The Benefits of Eating Your Own Dog Food: RapidFort's Container Hardening Process

Written by
Published on
February 13, 2023

There’s an old saying about companies using their own products and services: “Eat your own dog food.” In fact, it’s been “verbed” as “dogfooding.” RapidFort is proud to eat our own dog food. In fact, we’ve even named part of our process the “dog food test” and it happens every time code is merged.

We’re not just SaaS providers; we’re developers and security experts making useful tools for other developers and security experts. We care about our products because we need them ourselves.

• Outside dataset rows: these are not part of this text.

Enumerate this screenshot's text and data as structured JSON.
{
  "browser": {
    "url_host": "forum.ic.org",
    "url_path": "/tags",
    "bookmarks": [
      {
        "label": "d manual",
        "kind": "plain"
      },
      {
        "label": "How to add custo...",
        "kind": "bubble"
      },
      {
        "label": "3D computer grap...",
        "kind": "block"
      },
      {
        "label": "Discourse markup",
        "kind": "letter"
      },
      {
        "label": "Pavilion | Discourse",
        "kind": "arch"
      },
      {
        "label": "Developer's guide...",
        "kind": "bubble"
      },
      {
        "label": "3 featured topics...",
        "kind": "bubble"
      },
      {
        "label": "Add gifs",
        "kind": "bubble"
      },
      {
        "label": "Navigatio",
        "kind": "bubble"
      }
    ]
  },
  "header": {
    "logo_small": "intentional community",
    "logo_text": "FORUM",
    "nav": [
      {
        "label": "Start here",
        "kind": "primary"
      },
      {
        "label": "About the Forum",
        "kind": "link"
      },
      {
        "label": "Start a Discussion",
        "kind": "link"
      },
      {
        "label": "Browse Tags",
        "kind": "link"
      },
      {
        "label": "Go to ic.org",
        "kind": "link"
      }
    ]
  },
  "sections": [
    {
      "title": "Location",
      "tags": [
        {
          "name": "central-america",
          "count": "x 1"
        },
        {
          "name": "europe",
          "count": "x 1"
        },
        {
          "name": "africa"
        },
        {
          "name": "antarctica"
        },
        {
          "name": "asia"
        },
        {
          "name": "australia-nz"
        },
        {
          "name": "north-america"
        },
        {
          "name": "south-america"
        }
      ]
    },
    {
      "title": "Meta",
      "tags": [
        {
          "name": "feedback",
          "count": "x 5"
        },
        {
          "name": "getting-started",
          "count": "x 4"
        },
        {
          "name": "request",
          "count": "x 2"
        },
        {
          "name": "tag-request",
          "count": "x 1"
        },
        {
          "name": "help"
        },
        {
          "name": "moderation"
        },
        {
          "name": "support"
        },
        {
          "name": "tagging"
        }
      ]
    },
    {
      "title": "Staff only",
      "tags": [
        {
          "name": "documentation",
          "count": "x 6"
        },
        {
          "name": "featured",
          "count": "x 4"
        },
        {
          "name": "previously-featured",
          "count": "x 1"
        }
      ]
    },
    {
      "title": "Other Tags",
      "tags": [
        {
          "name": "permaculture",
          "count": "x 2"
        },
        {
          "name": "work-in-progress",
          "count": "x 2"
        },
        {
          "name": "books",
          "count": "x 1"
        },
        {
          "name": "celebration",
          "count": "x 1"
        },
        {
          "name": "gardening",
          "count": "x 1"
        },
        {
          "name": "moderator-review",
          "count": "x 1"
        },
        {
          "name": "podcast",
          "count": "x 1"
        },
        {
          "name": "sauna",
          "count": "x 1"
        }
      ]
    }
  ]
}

We also give back to the community with free hardened container images, made possible with our products.

In the spirit of transparency, we want to share how we dogfood Rapidfort, our container hardening platform.

We trust our devs because we trust our product

RapidFort attributes its product’s technical capabilities to two primary factors: base images and complete trust in our dev teams.

Trust the devs, make them happy

Though many organizations put up walls between developers and the infrastructure, we give our dev teams complete freedom. We don’t impose strict rules and restrictions on how they use our infrastructure. They can import whatever open source libraries they need to speed up delivery of new and improved features. Traditionally, developers are given fairly tight constraints because open source software (and its dependencies) often introduces vulnerabilities.

It’s reasonable for organizations to want to protect their infrastructure and run a tight ship. The trade-offs can be well worth it: decreased velocity for increased security; reduced flexibility for higher consistency. We, on the other hand, don’t worry about these trade-offs. Our base images keep us golden.

Base images keep you secure

One of the main reasons we can offer our devs total freedom is our use of base images. We have three base images that always have the latest patches and software installed on them. Each base image provides a secure and safe context for developers to do their jobs quickly, efficiently, and with everything they need to deliver value.

Because our base images have everything pre-installed, they’re very big—over 5GB. We don’t have restrictions on tools or utilities. Our motto is: “Use what you need, develop quickly, and optimize.” When devs need something new in the base image, they file a request and the DevOps team adds it to the image.

Once the software packages are installed, devs are able to get their work done. They write code, commit, run everything through CI/CD, and deploy. Our CI/CD pipeline includes RapidFort’s hardening process, which reduces vulnerabilities by eliminating code in the containers. Let’s get into the detailed stats…

Metrics, numbers, and stats

Our three base images are the foundation for the nine microservices that compose all of our production s/w infrastructure. After these nine containers run through our dog food pipeline (which we’ll cover in more detail below), we see the following results:

We use Base Image 1 for seven application deployments, so we’re providing averages in the table above. The pre-hardened image sizes range from 4.7GB to 5.1GB. The post-hardening images range from 87MB to 904MB yielding size reductions from 82% to 98%, package reductions from 42% to 97%, and vulnerability reductions from 60% to 98%. 

Dogfooding and coverage scripts FTW

We dogfood our code as part of our CI/CD automation. The whole process looks like this:

  • A dev checks in code and verifies locally that everything is good
  • A smoke test runs to verify that the change doesn’t break the system
  • The dev files a pull request
  • A peer merges the PR to a staging branch
  • Our “dog food test” runs to see the impact on all the known good containers in our workload
  • Generate an instrumented (stub) container
  • Run a coverage script to exercise the code
  • Delete everything we don’t need from the container
  • Build a new optimized container

If you’ve followed our Community Images project, you might have seen that we use coverage scripts to exercise the code in an image. A coverage script is not QA, nor is it functional testing. It doesn’t look for an output for a given input.  Instead, for every feature exercised (input), it observes the s/w components that are activated so RapidFort can see exactly what is and isn’t used by the workload.

We don’t want devs to worry about patching, so we always have the latest patched image available in a central location. Every derived container has the application logic installed on top. All of our containers go through the same dogfooding process and get individually tested, hardened, and optimized for every merge request.

RapidFort provides a solid foundation

Many organizations struggle with providing secure infrastructure for their dev teams. They resort to implementing problematic “shift left” policies, ineffective patching, and endless vulnerability whack-a-mole. We, on the other hand, provide total uncompromising flexibility to our developers.

RapidFort isn’t just a powerful tool for container security. It’s a developer enablement tool, too.

We use our software to improve our software. We increase developer efficiency by allowing them to use whatever software they need and securing it every step of the way.

You can use RapidFort for free today.

Subscribe to newsletter

Subscribe to receive the latest blog posts to your inbox every week.

By subscribing you agree to with our Privacy Policy.
Thank you! Your submission has been received!
Oops! Something went wrong while submitting the form.

Latest posts